→ **Exercise instructions**
Reproduce every line in the material below that holds "chevron".

→ **Extracted records**
● ● ●

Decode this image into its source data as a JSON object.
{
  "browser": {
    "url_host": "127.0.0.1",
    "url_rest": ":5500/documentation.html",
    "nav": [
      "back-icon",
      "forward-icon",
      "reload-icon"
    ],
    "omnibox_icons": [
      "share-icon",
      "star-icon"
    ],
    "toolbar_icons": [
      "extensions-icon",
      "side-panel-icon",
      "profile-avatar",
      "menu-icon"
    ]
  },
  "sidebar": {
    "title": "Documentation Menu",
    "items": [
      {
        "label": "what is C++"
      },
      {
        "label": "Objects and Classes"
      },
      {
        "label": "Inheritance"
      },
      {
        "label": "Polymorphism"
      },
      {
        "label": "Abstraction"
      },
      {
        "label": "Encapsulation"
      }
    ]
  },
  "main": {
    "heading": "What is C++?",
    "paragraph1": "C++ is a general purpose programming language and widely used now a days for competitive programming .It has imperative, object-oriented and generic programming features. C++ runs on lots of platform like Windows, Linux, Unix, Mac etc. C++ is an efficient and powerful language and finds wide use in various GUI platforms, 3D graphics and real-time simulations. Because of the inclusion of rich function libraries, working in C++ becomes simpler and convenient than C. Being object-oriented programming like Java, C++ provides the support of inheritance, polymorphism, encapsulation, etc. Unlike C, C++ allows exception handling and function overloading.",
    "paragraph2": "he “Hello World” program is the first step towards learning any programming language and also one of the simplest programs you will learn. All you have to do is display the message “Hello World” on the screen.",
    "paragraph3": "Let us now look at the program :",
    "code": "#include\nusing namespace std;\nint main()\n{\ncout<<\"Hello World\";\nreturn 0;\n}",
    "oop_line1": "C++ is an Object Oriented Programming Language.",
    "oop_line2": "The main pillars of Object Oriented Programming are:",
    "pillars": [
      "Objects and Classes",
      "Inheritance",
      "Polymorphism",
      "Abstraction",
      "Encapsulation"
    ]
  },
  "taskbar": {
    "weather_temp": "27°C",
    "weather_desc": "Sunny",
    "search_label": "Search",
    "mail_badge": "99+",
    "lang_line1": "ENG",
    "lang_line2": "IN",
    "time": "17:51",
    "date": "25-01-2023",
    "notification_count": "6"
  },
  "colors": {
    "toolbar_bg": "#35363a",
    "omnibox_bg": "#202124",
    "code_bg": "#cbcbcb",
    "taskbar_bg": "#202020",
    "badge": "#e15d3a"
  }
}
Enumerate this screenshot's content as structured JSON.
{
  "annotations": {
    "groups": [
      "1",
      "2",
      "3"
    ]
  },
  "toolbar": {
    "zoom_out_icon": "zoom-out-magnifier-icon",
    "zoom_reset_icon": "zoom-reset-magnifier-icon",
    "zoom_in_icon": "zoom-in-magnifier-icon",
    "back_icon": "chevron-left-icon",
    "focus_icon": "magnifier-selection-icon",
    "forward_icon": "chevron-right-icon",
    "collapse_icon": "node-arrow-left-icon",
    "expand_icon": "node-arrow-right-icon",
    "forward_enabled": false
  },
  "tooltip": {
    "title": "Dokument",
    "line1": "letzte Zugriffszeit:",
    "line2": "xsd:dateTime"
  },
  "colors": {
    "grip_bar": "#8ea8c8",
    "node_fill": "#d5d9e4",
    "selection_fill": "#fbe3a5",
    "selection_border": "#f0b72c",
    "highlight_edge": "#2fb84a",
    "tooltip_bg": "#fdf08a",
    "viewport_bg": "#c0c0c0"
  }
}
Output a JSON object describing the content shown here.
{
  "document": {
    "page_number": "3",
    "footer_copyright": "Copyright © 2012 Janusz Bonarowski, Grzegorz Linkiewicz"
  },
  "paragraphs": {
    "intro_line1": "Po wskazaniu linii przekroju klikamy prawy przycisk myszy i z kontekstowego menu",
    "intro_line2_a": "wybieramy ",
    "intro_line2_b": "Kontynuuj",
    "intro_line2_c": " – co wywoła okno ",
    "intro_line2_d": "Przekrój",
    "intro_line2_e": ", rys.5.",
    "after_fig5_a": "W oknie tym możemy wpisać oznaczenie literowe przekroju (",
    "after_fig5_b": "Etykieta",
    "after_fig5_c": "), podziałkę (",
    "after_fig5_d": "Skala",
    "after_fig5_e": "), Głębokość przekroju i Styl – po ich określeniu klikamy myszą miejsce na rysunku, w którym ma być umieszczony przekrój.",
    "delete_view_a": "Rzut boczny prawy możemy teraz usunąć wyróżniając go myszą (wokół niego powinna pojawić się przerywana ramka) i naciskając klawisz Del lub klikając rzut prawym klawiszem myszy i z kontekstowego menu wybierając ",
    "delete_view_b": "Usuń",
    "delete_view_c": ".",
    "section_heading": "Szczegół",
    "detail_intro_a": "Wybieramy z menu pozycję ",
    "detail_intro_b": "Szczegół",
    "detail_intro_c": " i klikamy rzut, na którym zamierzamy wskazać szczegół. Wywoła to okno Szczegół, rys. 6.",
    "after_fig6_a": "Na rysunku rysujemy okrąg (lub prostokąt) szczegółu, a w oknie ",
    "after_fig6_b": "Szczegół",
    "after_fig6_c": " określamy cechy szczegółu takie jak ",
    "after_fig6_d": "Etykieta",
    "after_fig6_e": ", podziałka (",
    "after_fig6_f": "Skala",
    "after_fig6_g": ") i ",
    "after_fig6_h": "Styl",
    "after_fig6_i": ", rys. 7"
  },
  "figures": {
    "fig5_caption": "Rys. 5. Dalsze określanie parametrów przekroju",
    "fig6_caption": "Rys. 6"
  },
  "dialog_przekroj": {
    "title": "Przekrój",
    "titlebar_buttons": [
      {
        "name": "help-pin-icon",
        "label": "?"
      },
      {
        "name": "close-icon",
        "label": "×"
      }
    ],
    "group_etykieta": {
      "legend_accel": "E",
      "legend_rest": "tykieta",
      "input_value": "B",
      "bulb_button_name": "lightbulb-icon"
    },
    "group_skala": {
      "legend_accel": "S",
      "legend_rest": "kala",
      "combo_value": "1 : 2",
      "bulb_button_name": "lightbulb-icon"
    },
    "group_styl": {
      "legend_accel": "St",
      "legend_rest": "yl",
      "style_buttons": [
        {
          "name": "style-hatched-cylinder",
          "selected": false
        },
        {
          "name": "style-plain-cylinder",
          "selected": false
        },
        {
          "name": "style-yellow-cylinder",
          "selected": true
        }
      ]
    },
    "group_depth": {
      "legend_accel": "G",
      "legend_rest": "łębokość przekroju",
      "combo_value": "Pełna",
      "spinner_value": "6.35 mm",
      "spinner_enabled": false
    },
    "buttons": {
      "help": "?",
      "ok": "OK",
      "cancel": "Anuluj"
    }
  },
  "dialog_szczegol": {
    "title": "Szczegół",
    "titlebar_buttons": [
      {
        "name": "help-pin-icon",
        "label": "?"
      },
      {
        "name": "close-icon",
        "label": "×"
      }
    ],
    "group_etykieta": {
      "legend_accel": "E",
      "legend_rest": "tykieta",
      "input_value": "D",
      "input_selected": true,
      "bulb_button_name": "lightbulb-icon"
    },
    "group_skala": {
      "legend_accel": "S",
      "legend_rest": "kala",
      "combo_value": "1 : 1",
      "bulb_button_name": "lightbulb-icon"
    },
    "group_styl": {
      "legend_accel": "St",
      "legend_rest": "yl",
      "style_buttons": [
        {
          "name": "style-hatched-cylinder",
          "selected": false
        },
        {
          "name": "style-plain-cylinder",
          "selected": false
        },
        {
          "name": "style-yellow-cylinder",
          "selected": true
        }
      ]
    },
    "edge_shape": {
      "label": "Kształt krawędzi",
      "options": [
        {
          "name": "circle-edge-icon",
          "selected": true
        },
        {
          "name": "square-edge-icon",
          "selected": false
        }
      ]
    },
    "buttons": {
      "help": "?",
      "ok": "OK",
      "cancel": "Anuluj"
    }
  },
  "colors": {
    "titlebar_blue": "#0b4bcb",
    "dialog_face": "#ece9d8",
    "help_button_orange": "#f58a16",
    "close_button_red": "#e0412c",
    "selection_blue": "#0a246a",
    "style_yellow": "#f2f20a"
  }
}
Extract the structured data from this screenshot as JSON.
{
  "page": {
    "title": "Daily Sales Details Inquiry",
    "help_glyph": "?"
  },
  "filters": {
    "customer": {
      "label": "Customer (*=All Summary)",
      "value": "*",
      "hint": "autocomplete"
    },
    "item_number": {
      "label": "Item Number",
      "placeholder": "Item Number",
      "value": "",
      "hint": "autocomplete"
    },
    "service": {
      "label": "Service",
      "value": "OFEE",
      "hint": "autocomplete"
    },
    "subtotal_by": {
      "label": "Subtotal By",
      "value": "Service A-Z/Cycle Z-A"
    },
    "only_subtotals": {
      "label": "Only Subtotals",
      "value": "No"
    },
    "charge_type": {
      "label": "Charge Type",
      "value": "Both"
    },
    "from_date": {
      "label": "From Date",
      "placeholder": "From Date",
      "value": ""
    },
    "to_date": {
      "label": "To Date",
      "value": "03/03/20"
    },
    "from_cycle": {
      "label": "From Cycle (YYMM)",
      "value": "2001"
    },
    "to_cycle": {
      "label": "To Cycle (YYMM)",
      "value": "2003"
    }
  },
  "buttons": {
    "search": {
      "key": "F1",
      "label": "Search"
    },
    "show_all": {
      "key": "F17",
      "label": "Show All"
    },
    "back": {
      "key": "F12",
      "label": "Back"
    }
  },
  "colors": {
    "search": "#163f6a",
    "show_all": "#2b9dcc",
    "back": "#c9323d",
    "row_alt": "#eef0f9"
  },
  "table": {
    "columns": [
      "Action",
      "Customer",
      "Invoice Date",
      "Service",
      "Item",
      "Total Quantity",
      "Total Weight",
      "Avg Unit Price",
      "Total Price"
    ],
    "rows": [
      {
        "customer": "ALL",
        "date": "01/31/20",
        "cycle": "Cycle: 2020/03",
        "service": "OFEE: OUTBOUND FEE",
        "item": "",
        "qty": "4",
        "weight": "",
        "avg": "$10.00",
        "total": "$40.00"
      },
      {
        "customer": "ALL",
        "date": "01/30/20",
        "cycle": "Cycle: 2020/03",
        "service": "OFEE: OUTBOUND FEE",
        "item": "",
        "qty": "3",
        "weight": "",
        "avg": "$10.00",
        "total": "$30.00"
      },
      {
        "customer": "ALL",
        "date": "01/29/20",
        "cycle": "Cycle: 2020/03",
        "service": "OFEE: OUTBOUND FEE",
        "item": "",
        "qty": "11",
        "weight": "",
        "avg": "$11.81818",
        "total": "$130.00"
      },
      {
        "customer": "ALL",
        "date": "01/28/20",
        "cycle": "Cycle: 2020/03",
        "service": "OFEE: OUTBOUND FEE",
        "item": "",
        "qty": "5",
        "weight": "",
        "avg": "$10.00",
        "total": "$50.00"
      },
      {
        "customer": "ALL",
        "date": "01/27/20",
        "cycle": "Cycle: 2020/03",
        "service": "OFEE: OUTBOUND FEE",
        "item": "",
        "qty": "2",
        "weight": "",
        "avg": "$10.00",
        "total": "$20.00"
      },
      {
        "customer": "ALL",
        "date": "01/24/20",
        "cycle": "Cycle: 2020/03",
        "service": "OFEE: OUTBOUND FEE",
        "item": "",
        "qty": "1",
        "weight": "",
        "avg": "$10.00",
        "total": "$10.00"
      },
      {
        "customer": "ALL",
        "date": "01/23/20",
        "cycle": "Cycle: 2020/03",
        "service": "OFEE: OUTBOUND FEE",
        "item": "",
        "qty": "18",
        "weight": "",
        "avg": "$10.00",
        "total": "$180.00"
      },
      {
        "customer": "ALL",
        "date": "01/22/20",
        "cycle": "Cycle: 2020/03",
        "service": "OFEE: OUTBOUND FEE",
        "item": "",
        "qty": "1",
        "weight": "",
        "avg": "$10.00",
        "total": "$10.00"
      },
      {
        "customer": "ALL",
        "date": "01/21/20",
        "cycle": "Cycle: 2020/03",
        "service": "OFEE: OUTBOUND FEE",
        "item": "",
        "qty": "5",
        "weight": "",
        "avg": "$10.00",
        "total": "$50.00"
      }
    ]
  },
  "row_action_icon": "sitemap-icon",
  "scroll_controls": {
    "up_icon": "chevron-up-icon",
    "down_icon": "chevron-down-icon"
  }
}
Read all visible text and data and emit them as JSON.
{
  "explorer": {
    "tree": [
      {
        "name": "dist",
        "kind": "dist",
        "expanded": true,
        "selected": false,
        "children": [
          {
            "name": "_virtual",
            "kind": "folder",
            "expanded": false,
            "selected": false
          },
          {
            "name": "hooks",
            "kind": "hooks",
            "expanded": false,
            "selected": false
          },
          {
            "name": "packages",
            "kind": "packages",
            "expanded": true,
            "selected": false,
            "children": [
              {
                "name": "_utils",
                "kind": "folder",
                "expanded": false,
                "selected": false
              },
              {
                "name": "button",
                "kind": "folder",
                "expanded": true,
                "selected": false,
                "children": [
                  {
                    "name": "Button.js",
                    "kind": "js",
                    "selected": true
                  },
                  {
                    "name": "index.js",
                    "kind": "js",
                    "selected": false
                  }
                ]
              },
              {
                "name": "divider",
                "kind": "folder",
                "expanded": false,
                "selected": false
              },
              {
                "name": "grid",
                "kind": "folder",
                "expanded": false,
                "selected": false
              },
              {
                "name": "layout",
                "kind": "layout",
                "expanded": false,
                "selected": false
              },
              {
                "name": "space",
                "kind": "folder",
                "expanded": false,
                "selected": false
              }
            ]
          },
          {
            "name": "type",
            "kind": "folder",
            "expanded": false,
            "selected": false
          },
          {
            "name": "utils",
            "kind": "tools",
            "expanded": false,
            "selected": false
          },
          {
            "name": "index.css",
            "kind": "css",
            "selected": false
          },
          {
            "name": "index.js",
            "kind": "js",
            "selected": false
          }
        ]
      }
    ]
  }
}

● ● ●

→ **Output for this exercise**
    "back_icon": "chevron-left-icon",
    "forward_icon": "chevron-right-icon",
    "up_icon": "chevron-up-icon",
    "down_icon": "chevron-down-icon"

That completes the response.